The waitress was young. Normally, they would have commented on her and gone on to pursue the topic of women, the perils of booze, or the like. But not now. Of course it was the morning of the big game in Oxford, Mississippi.
Someone opened the door of the bar, and you could see the bright wonderful football morning pouring in with the green trees, the Greek-front buildings, and the yelling frat boys. Wright’s father and Loomis Orange looked up and saw the morning. Loomis Orange smiled, as did Milton, hearing the shouts of the college men. The father did not smile.
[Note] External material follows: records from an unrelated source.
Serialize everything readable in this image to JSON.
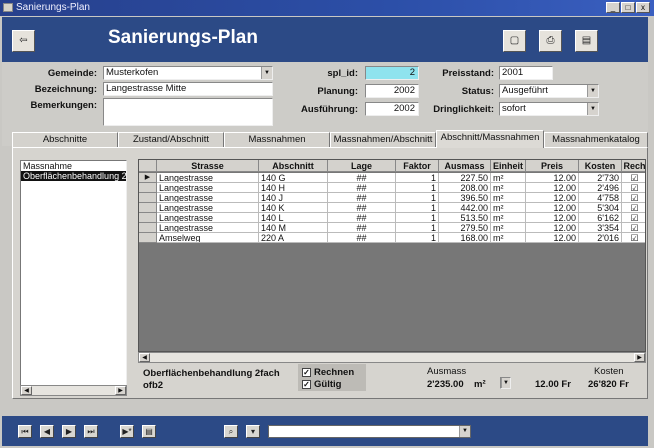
{
  "window": {
    "title": "Sanierungs-Plan",
    "controls": [
      "_",
      "□",
      "x"
    ]
  },
  "header": {
    "title": "Sanierungs-Plan",
    "buttons": [
      "print-preview",
      "print",
      "report"
    ]
  },
  "form": {
    "gemeinde_label": "Gemeinde:",
    "gemeinde_value": "Musterkofen",
    "bezeichnung_label": "Bezeichnung:",
    "bezeichnung_value": "Langestrasse Mitte",
    "bemerkungen_label": "Bemerkungen:",
    "bemerkungen_value": "",
    "spl_id_label": "spl_id:",
    "spl_id_value": "2",
    "planung_label": "Planung:",
    "planung_value": "2002",
    "ausfuehrung_label": "Ausführung:",
    "ausfuehrung_value": "2002",
    "preisstand_label": "Preisstand:",
    "preisstand_value": "2001",
    "status_label": "Status:",
    "status_value": "Ausgeführt",
    "dringlichkeit_label": "Dringlichkeit:",
    "dringlichkeit_value": "sofort"
  },
  "tabs": [
    "Abschnitte",
    "Zustand/Abschnitt",
    "Massnahmen",
    "Massnahmen/Abschnitt",
    "Abschnitt/Massnahmen",
    "Massnahmenkatalog"
  ],
  "active_tab": 4,
  "list": {
    "header": "Massnahme",
    "items": [
      "Oberflächenbehandlung 2"
    ]
  },
  "grid": {
    "columns": [
      "Strasse",
      "Abschnitt",
      "Lage",
      "Faktor",
      "Ausmass",
      "Einheit",
      "Preis",
      "Kosten",
      "Rech"
    ],
    "rows": [
      [
        "Langestrasse",
        "140 G",
        "__ ## __",
        "1",
        "227.50",
        "m²",
        "12.00",
        "2'730",
        "☑"
      ],
      [
        "Langestrasse",
        "140 H",
        "__ ## __",
        "1",
        "208.00",
        "m²",
        "12.00",
        "2'496",
        "☑"
      ],
      [
        "Langestrasse",
        "140 J",
        "__ ## __",
        "1",
        "396.50",
        "m²",
        "12.00",
        "4'758",
        "☑"
      ],
      [
        "Langestrasse",
        "140 K",
        "__ ## __",
        "1",
        "442.00",
        "m²",
        "12.00",
        "5'304",
        "☑"
      ],
      [
        "Langestrasse",
        "140 L",
        "__ ## __",
        "1",
        "513.50",
        "m²",
        "12.00",
        "6'162",
        "☑"
      ],
      [
        "Langestrasse",
        "140 M",
        "__ ## __",
        "1",
        "279.50",
        "m²",
        "12.00",
        "3'354",
        "☑"
      ],
      [
        "Amselweg",
        "220 A",
        "__ ## __",
        "1",
        "168.00",
        "m²",
        "12.00",
        "2'016",
        "☑"
      ]
    ]
  },
  "footer": {
    "massnahme_name": "Oberflächenbehandlung 2fach",
    "massnahme_code": "ofb2",
    "rechnen_label": "Rechnen",
    "rechnen_checked": true,
    "gueltig_label": "Gültig",
    "gueltig_checked": true,
    "ausmass_label": "Ausmass",
    "ausmass_value": "2'235.00",
    "einheit_value": "m²",
    "preis_value": "12.00 Fr",
    "kosten_label": "Kosten",
    "kosten_value": "26'820 Fr"
  },
  "navbar": {
    "buttons": [
      "first-record",
      "previous-record",
      "next-record",
      "last-record",
      "new-record",
      "form-view",
      "find",
      "filter"
    ],
    "search_value": ""
  }
}
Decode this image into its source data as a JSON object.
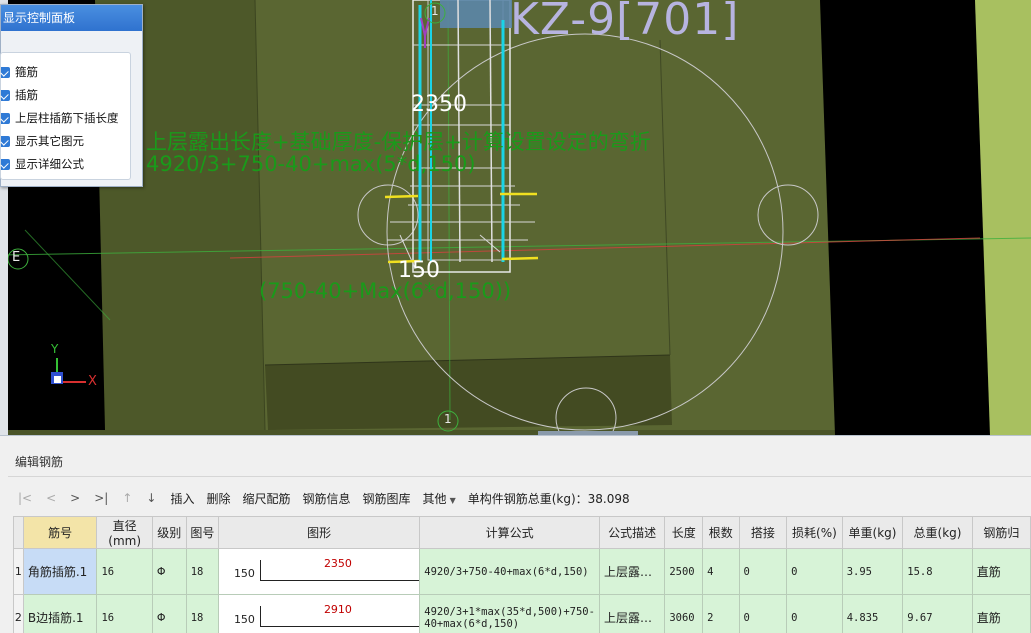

His son had come in the door, swaying and rolling, with one hand to his chest and his walking stick in the other.
Wright’s father turned to Loomis and said, “Loomis, you are an ugly distorted little toad.”
Loomis dropped his glass of beer.
“What?” the dwarf said.
“I said that you are ugly,” Wright said.
“How could you have said that?” Milton broke in.
Wright’s father said, “Aw, shut up, Milton. You’re just as ugly as he is.”
“What’ve I ever did to you?” cried Milton.
Wright’s father said, “Leave me alone! I’m a writer.”
“You ain’t any kind of writer. You an alcoholic. And your wife is ugly. She’s so skinny she almost ain’t even there!” shouted the dwarf.
People in the bar—seven or eight—looked over as the three men spread, preparing to fight. Wright hesitated at a far table, not comprehending.
His father was standing up.
“Don’t, don’t, don’t,” Wright said. He swayed over toward their table, hitting the floor with his stick, moving tables aside.
The waitress shouted over, “I’m calling the cops!”
Wright pleaded with her: “Don’t, don’t, don’t!”
“Now, please, sit down everybody!” somebody said.
They sat down. Wright’s father looked with hatred at Loomis. Milton was trembling. Wright made his way slowly over to them. The small bar crowd settled back to their drinks and conversation on the weather, the game, traffic, etc. Many of the people talked about J. Edward Toole, whom all of them called simply Jet. The name went with him. He was in the Ole Miss defensive secondary, a handsome figure who was everywhere on the field, the star of the team. Continue reading ““Fans” — Barry Hannah”